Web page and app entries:
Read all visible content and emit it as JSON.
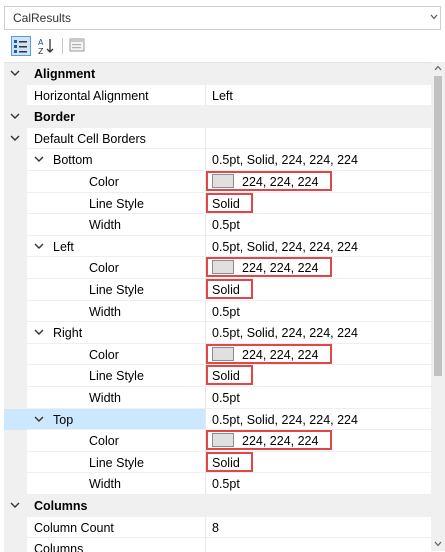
{
  "object_selector": {
    "value": "CalResults",
    "dropdown_icon": "chevron-down-icon"
  },
  "toolbar": {
    "categorized_icon": "categorized-icon",
    "alphabetical_icon": "sort-az-icon",
    "property_pages_icon": "property-pages-icon"
  },
  "rows": [
    {
      "label": "Alignment"
    },
    {
      "label": "Horizontal Alignment",
      "value": "Left"
    },
    {
      "label": "Border"
    },
    {
      "label": "Default Cell Borders"
    },
    {
      "label": "Bottom",
      "value": "0.5pt, Solid, 224, 224, 224"
    },
    {
      "label": "Color",
      "value": "224, 224, 224"
    },
    {
      "label": "Line Style",
      "value": "Solid"
    },
    {
      "label": "Width",
      "value": "0.5pt"
    },
    {
      "label": "Left",
      "value": "0.5pt, Solid, 224, 224, 224"
    },
    {
      "label": "Color",
      "value": "224, 224, 224"
    },
    {
      "label": "Line Style",
      "value": "Solid"
    },
    {
      "label": "Width",
      "value": "0.5pt"
    },
    {
      "label": "Right",
      "value": "0.5pt, Solid, 224, 224, 224"
    },
    {
      "label": "Color",
      "value": "224, 224, 224"
    },
    {
      "label": "Line Style",
      "value": "Solid"
    },
    {
      "label": "Width",
      "value": "0.5pt"
    },
    {
      "label": "Top",
      "value": "0.5pt, Solid, 224, 224, 224"
    },
    {
      "label": "Color",
      "value": "224, 224, 224"
    },
    {
      "label": "Line Style",
      "value": "Solid"
    },
    {
      "label": "Width",
      "value": "0.5pt"
    },
    {
      "label": "Columns"
    },
    {
      "label": "Column Count",
      "value": "8"
    },
    {
      "label": "Columns"
    }
  ],
  "colors": {
    "swatch": "#e0e0e0",
    "highlight_box": "#e04848",
    "selected_row": "#cce8ff",
    "category_background": "#f0f0f0"
  }
}
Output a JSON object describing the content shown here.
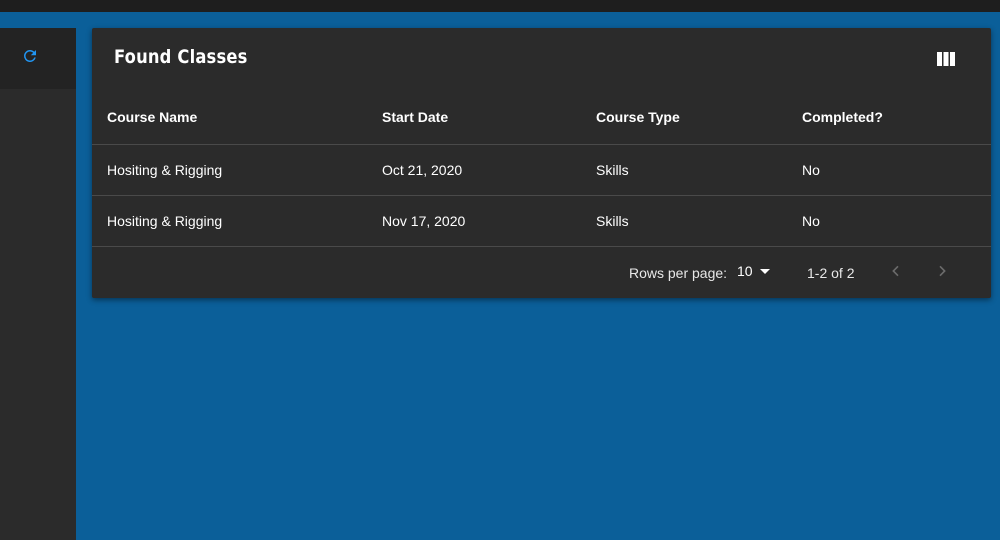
{
  "card": {
    "title": "Found Classes"
  },
  "table": {
    "headers": [
      "Course Name",
      "Start Date",
      "Course Type",
      "Completed?"
    ],
    "rows": [
      [
        "Hositing & Rigging",
        "Oct 21, 2020",
        "Skills",
        "No"
      ],
      [
        "Hositing & Rigging",
        "Nov 17, 2020",
        "Skills",
        "No"
      ]
    ]
  },
  "pagination": {
    "rows_per_page_label": "Rows per page:",
    "rows_per_page_value": "10",
    "range_text": "1-2 of 2"
  },
  "icons": {
    "refresh": "refresh-icon",
    "columns": "view-column-icon",
    "caret": "arrow-drop-down-icon",
    "prev": "chevron-left-icon",
    "next": "chevron-right-icon"
  },
  "colors": {
    "background": "#0b5f99",
    "surface": "#2b2b2b",
    "accent": "#2196f3",
    "divider": "#4a4a4a"
  }
}
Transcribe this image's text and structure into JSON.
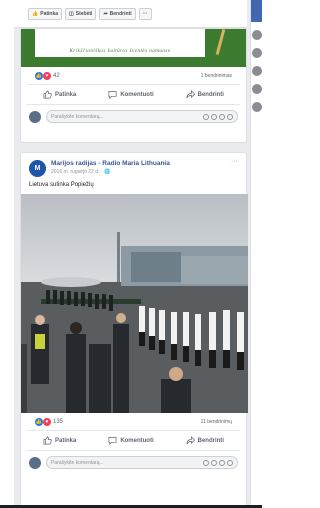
{
  "toolbar": {
    "buttons": [
      {
        "icon": "like-icon",
        "label": "Patinka"
      },
      {
        "icon": "comment-icon",
        "label": "Stebėti"
      },
      {
        "icon": "share-icon",
        "label": "Bendrinti"
      },
      {
        "icon": "more-icon",
        "label": "···"
      }
    ]
  },
  "post1": {
    "banner_text": "Krikščioniškos kultūros šventės namuose",
    "reaction_count": "42",
    "shares": "1 bendrinimas",
    "comment_placeholder": "Parašykite komentarą..."
  },
  "post2": {
    "author": "Marijos radijas - Radio Maria Lithuania",
    "meta": "2016 m. rugsėjo 22 d. ·",
    "text": "Lietuva sutinka Popiežių",
    "more": "···",
    "reaction_count": "135",
    "shares": "11 bendrinimų",
    "comment_placeholder": "Parašykite komentarą..."
  },
  "actions": {
    "like": "Patinka",
    "comment": "Komentuoti",
    "share": "Bendrinti"
  },
  "colors": {
    "facebook_blue": "#4267b2",
    "link_blue": "#385898",
    "banner_green": "#3c7a2f",
    "background": "#e9ebee"
  }
}
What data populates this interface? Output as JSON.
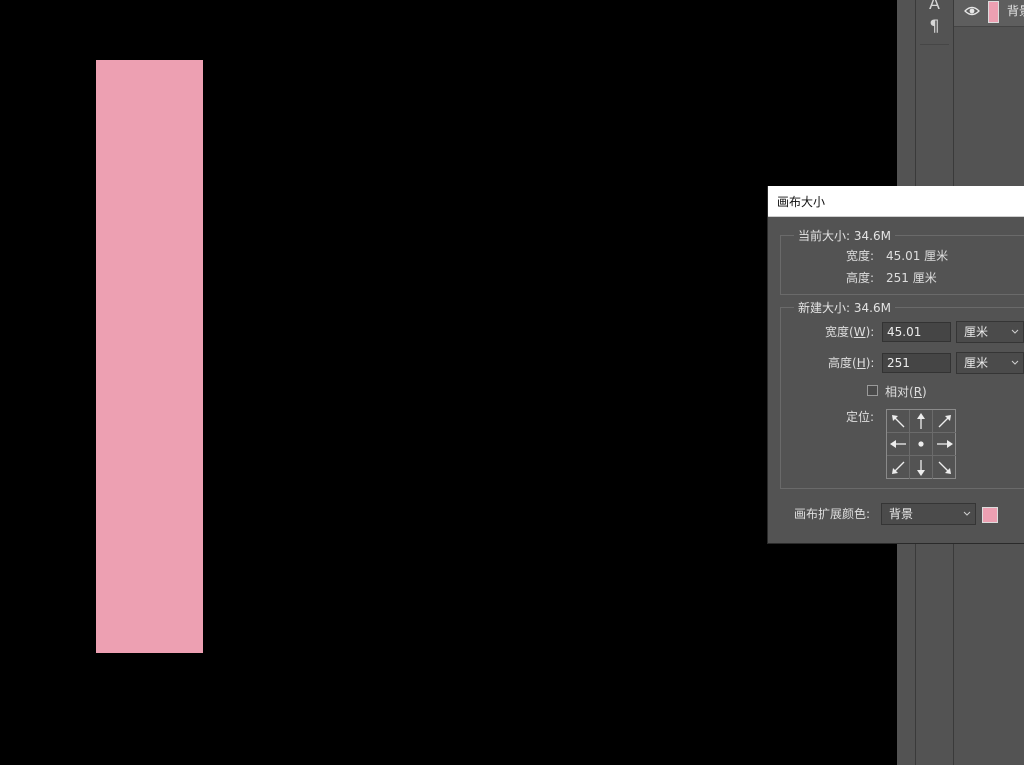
{
  "dialog": {
    "title": "画布大小",
    "current_size": {
      "label": "当前大小: 34.6M",
      "width_label": "宽度:",
      "width_value": "45.01 厘米",
      "height_label": "高度:",
      "height_value": "251 厘米"
    },
    "new_size": {
      "label": "新建大小: 34.6M",
      "width_label": "宽度(",
      "width_key": "W",
      "width_close": "):",
      "width_value": "45.01",
      "width_unit": "厘米",
      "height_label": "高度(",
      "height_key": "H",
      "height_close": "):",
      "height_value": "251",
      "height_unit": "厘米",
      "relative_label": "相对(",
      "relative_key": "R",
      "relative_close": ")",
      "relative_checked": false,
      "anchor_label": "定位:"
    },
    "extension_color_label": "画布扩展颜色:",
    "extension_color_value": "背景",
    "extension_color_swatch": "#eda0b2"
  },
  "layers": {
    "layer_name": "背景"
  },
  "tools": {
    "type_glyph": "A",
    "paragraph_glyph": "¶"
  },
  "icons": {
    "eye": "eye-icon",
    "chevron": "chevron-down-icon",
    "arrows": [
      "arrow-nw-icon",
      "arrow-n-icon",
      "arrow-ne-icon",
      "arrow-w-icon",
      "anchor-center-icon",
      "arrow-e-icon",
      "arrow-sw-icon",
      "arrow-s-icon",
      "arrow-se-icon"
    ]
  },
  "colors": {
    "canvas_background": "#000000",
    "canvas_fill": "#eda0b2",
    "panel": "#535353"
  }
}
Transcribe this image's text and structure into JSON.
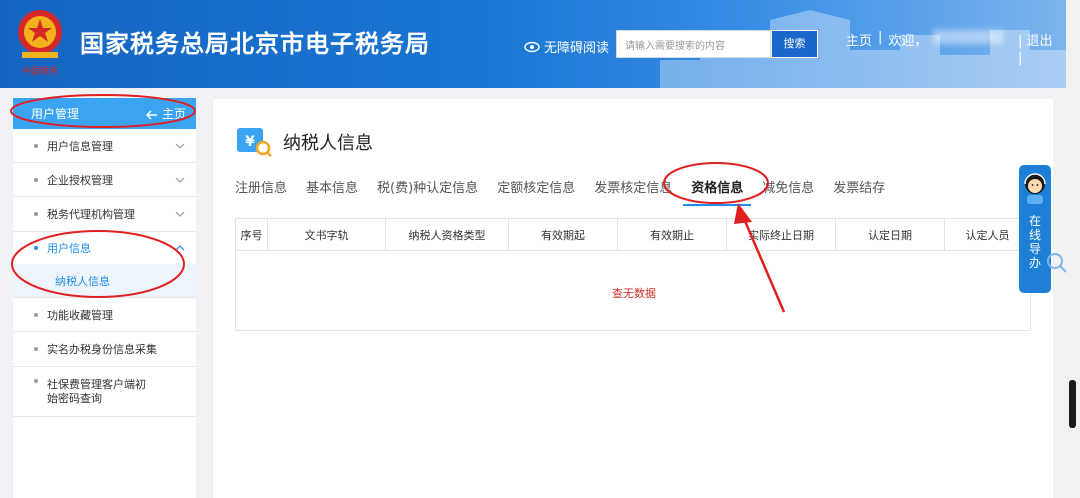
{
  "header": {
    "site_title": "国家税务总局北京市电子税务局",
    "accessibility_label": "无障碍阅读",
    "search_placeholder": "请输入需要搜索的内容",
    "search_button": "搜索",
    "nav_home": "主页",
    "nav_sep1": "|",
    "nav_welcome": "欢迎，",
    "nav_sep2": "|",
    "logout": "退出",
    "nav_sep3": "|"
  },
  "sidebar": {
    "head_label": "用户管理",
    "head_right": "主页",
    "items": [
      {
        "label": "用户信息管理"
      },
      {
        "label": "企业授权管理"
      },
      {
        "label": "税务代理机构管理"
      },
      {
        "label": "用户信息"
      },
      {
        "label": "功能收藏管理"
      },
      {
        "label": "实名办税身份信息采集"
      },
      {
        "label": "社保费管理客户端初始密码查询"
      }
    ],
    "sub_item": "纳税人信息"
  },
  "main": {
    "title": "纳税人信息",
    "tabs": [
      "注册信息",
      "基本信息",
      "税(费)种认定信息",
      "定额核定信息",
      "发票核定信息",
      "资格信息",
      "减免信息",
      "发票结存"
    ],
    "active_tab": "资格信息",
    "columns": [
      "序号",
      "文书字轨",
      "纳税人资格类型",
      "有效期起",
      "有效期止",
      "实际终止日期",
      "认定日期",
      "认定人员"
    ],
    "empty_text": "查无数据"
  },
  "float_help": {
    "label": "在线导办"
  },
  "colors": {
    "accent": "#1e8ee6",
    "header_blue": "#1976d2",
    "annotation_red": "#e02020"
  }
}
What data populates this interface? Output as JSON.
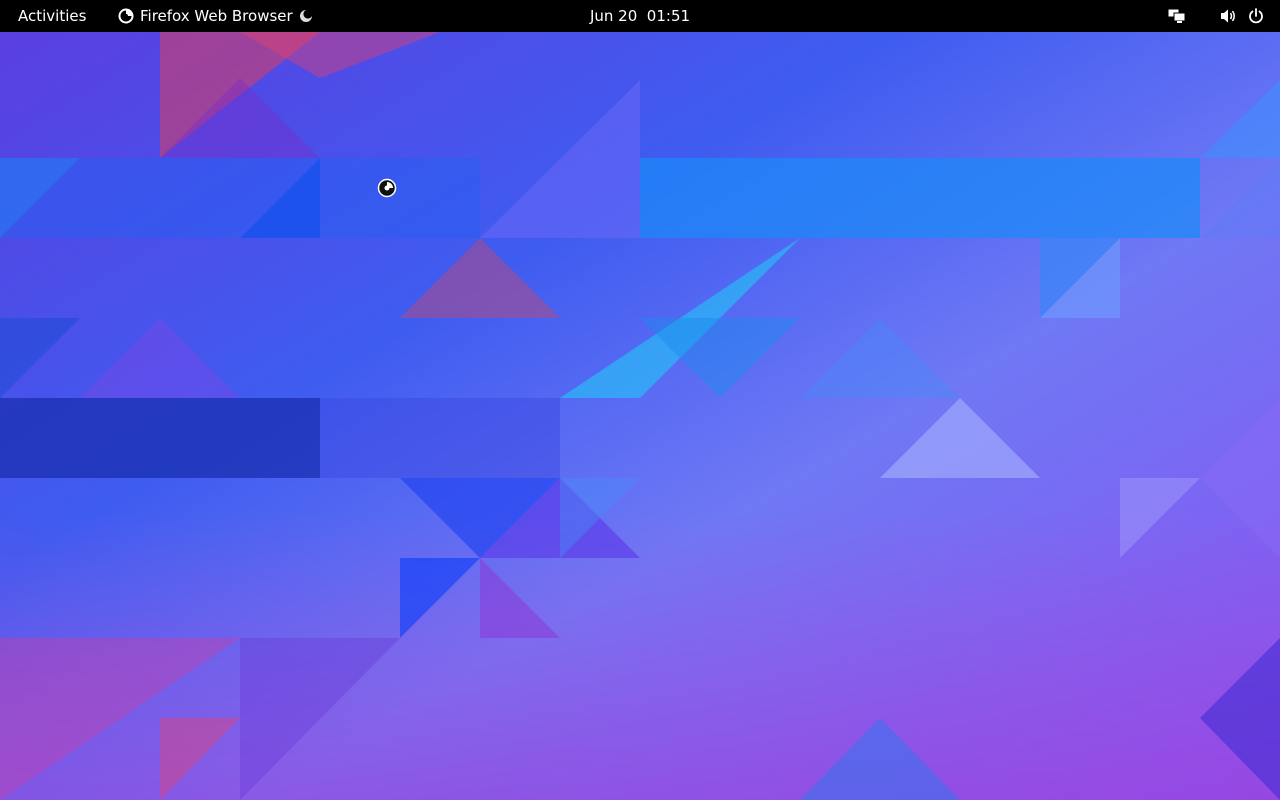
{
  "topbar": {
    "activities_label": "Activities",
    "app_name": "Firefox Web Browser",
    "date": "Jun 20",
    "time": "01:51",
    "icons": {
      "app": "firefox-icon",
      "loading": "spinner-icon",
      "network": "network-icon",
      "volume": "volume-icon",
      "power": "power-icon"
    }
  },
  "desktop": {
    "wallpaper": "geometric-triangles",
    "colors": {
      "bar": "#000000",
      "bar_text": "#ffffff",
      "blue": "#1e6ff0",
      "violet": "#7a4ff0",
      "magenta": "#a03ab8",
      "cyan": "#1ed0f8",
      "navy": "#0a2aa0"
    }
  }
}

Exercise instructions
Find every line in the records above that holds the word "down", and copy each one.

Solution below
    "dropdown_icon": "chevron-down-icon"
    "caret": "arrow-drop-down-icon",
    "chevron": "chevron-down-icon",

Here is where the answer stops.